Ms. MOAVENI: Well, her son, who was very active in starting this campaign to free her, was one of the main and only voices who was conveying what Sakineh herself said to the West. There was a news blackout, so Iranian journalists weren't reporting this story. So it was very hard to get any sense, an objective reported sense, of what the other players might have been thinking.

Two German journalists went - traveled to Tabriz and spoke to her son and tried to report on this, and the Iranian government has detained them and hasn't permitted them to come out with anything that they had gathered.

MONTAGNE: Then in a word, no I mean there has been no independent reporting of this.

Ms. MOAVENI: No, no, not at all.

MONTAGNE: And what about people inside Iran? Have they finally gotten wind of this story? Are they interested?
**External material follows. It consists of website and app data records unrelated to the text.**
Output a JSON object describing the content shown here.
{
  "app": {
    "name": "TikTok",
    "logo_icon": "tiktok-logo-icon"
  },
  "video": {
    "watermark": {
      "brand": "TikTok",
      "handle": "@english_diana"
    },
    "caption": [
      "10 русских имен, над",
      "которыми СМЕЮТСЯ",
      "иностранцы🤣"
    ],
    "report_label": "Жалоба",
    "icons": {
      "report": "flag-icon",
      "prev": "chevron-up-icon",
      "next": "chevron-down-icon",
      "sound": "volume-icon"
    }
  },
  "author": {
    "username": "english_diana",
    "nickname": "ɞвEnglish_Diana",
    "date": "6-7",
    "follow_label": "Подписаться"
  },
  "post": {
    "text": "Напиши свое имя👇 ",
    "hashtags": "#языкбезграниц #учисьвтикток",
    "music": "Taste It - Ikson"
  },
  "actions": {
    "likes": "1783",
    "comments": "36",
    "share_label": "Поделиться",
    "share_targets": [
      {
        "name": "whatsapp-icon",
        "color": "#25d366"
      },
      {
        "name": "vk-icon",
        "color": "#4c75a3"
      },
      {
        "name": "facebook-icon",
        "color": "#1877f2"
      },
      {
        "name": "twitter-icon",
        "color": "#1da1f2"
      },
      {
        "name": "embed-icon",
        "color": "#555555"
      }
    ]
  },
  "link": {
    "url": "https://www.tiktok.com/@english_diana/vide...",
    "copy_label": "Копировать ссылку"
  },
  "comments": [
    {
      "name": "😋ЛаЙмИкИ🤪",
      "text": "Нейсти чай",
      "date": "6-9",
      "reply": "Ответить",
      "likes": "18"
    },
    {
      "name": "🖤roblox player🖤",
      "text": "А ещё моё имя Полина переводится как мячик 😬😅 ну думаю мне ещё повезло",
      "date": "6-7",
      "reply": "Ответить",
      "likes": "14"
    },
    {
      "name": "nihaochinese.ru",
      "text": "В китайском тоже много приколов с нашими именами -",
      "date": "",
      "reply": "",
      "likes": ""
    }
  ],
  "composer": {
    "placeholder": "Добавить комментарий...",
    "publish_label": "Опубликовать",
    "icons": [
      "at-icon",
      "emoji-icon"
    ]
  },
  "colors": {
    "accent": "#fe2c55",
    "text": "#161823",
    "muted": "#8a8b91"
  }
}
Ms. MOAVENI: People are now - yes, they are hearing about it and they're hearing about it mainly through outside sources, Internet news websites. And I think this is partly why the Iranian government is so sensitive about how to handle this, 'cause Iranians right now are so frustrated with their government's basic inability to deal with their daily concerns.

In the last month, for example, pollution has been so high and so toxic in Tehran that the government ordered people to stay indoors; inflation at 30 percent; cuts of subsidies. So people are feeling so frustrated with the government, and I think the government, feeling that it's got this crisis of efficiency, doesn't want people seeing Iran paraded before the international media as this barbaric country that's concerned with stoning women but not at all concerned with making sure that families can afford to feed their children.
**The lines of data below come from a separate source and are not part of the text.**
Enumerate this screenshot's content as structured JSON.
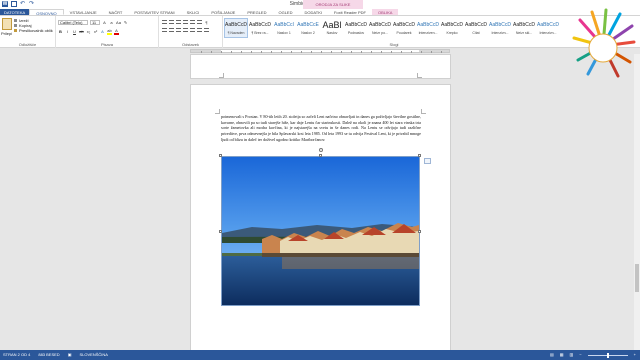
{
  "window": {
    "title": "Simbioza-kasabl3šk - Word",
    "context_group": "ORODJA ZA SLIKE"
  },
  "tabs": [
    {
      "label": "DATOTEKA",
      "kind": "file"
    },
    {
      "label": "OSNOVNO",
      "kind": "active"
    },
    {
      "label": "VSTAVLJANJE",
      "kind": "normal"
    },
    {
      "label": "NAČRT",
      "kind": "normal"
    },
    {
      "label": "POSTAVITEV STRANI",
      "kind": "normal"
    },
    {
      "label": "SKLICI",
      "kind": "normal"
    },
    {
      "label": "POŠILJANJE",
      "kind": "normal"
    },
    {
      "label": "PREGLED",
      "kind": "normal"
    },
    {
      "label": "OGLED",
      "kind": "normal"
    },
    {
      "label": "DODATKI",
      "kind": "normal"
    },
    {
      "label": "Foxit Reader PDF",
      "kind": "normal"
    },
    {
      "label": "OBLIKA",
      "kind": "ctx"
    }
  ],
  "ribbon": {
    "clipboard": {
      "paste": "Prilepi",
      "cut": "Izreži",
      "copy": "Kopiraj",
      "format_painter": "Preslikovalnik oblik",
      "label": "Odložišče"
    },
    "font": {
      "name": "Calibri (Telo)",
      "size": "11",
      "label": "Pisava"
    },
    "paragraph": {
      "label": "Odstavek"
    },
    "styles": {
      "label": "Slogi",
      "items": [
        {
          "sample": "AaBbCcDc",
          "name": "¶ Navaden",
          "kind": "normal",
          "selected": true
        },
        {
          "sample": "AaBbCcDc",
          "name": "¶ Brez ra...",
          "kind": "normal",
          "selected": false
        },
        {
          "sample": "AaBbCcI",
          "name": "Naslov 1",
          "kind": "h",
          "selected": false
        },
        {
          "sample": "AaBbCcE",
          "name": "Naslov 2",
          "kind": "h",
          "selected": false
        },
        {
          "sample": "AaBl",
          "name": "Naslov",
          "kind": "big",
          "selected": false
        },
        {
          "sample": "AaBbCcD",
          "name": "Podnaslov",
          "kind": "normal",
          "selected": false
        },
        {
          "sample": "AaBbCcDc",
          "name": "Neizr po...",
          "kind": "normal",
          "selected": false
        },
        {
          "sample": "AaBbCcDc",
          "name": "Poudarek",
          "kind": "normal",
          "selected": false
        },
        {
          "sample": "AaBbCcDc",
          "name": "Intenziven...",
          "kind": "h",
          "selected": false
        },
        {
          "sample": "AaBbCcDc",
          "name": "Krepko",
          "kind": "normal",
          "selected": false
        },
        {
          "sample": "AaBbCcDc",
          "name": "Citat",
          "kind": "normal",
          "selected": false
        },
        {
          "sample": "AaBbCcDc",
          "name": "Intenzivn...",
          "kind": "h",
          "selected": false
        },
        {
          "sample": "AaBbCcDc",
          "name": "Neizr skl...",
          "kind": "normal",
          "selected": false
        },
        {
          "sample": "AaBbCcDc",
          "name": "Intenzivn...",
          "kind": "h",
          "selected": false
        }
      ]
    }
  },
  "document": {
    "paragraph": "poimenovali s Prostan. V 80-tih letih 20. stoletja so začeli Lent načrtno obnavljati in danes ga poživljajo številne gostilne, kavarne, obnovili pa so tudi starejše hiše, kar daje Lentu čar starinskosti. Dalež na okoli je znana 400 let stara vinska trta sorte žametovka ali modra kavčina, ki je najstarejša na svetu in še danes rodi. Na Lentu se odvijajo tudi različne prireditve, prva odmevnejša je bila Splavarski krst leta 1985. Od leta 1993 se tu odvija Festival Lent, ki je privabil mnoge ljudi od blizu in daleč ter doživel ugodno kritiko Mariborčanov."
  },
  "statusbar": {
    "page": "STRAN 2 OD 4",
    "words": "883 BESED",
    "language": "SLOVENŠČINA"
  },
  "colors": {
    "accent": "#2b579a",
    "context": "#a33b74",
    "context_bg": "#f6d8e8"
  }
}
MONTAGNE: Just briefly, what is the status of Sakineh Ashtiani? Is she still under a death sentence?

Ms. MOAVENI: She is still under a death sentence. It's not clear that she will be executed, because the judicial authorities have said that she might be spared execution. It's highly unlikely at this point that she will be stoned. The head of the High Council for Human Rights in Iran said that she would be spared stoning. But it does seem unlikely that the government will be able to backpedal from executing her.

MONTAGNE: Azadeh Moaveni is author of the memoir "Honeymoon in Tehran," and she joined us from Cambridge, England.

Copyright © 2010 NPR. All rights reserved. No quotes from the materials contained herein may be used in any media without attribution to NPR. This transcript is provided for personal, noncommercial use only, pursuant to our Terms of Use. Any other use requires NPR's prior permission. Visit our permissions page for further information.

NPR transcripts are created on a rush deadline by a contractor for NPR, and accuracy and availability may vary. This text may not be in its final form and may be updated or revised in the future. Please be aware that the authoritative record of NPR's programming is the audio.

Comments

 

Please keep your community civil. All comments must follow the NPR.org Community rules and terms of use, and will be moderated prior to posting. NPR reserves the right to use the comments we receive, in whole or in part, and to use the commenter's name and location, in any medium. See also the Terms of Use, Privacy Policy and Community FAQ.